(Records from a collection)
————

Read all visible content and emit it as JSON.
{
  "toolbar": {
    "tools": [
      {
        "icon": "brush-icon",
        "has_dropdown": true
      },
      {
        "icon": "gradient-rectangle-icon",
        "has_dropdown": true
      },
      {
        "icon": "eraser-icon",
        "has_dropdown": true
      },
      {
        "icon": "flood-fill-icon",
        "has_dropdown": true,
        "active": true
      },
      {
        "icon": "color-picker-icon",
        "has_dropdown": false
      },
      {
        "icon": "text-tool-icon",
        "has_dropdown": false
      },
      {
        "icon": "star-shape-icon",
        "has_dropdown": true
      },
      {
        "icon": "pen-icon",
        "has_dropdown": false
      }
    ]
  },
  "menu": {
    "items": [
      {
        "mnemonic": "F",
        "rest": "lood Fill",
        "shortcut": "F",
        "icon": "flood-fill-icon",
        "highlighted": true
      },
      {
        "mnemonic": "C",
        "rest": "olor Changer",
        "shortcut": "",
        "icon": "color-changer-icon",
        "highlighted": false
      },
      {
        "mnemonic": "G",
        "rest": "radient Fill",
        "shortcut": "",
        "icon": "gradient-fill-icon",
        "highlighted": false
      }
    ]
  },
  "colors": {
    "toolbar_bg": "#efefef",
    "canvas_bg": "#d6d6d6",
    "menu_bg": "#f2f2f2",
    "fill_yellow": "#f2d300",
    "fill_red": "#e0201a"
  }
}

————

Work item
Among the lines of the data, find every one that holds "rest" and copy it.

Answer section
        "rest": "lood Fill",
        "rest": "olor Changer",
        "rest": "radient Fill",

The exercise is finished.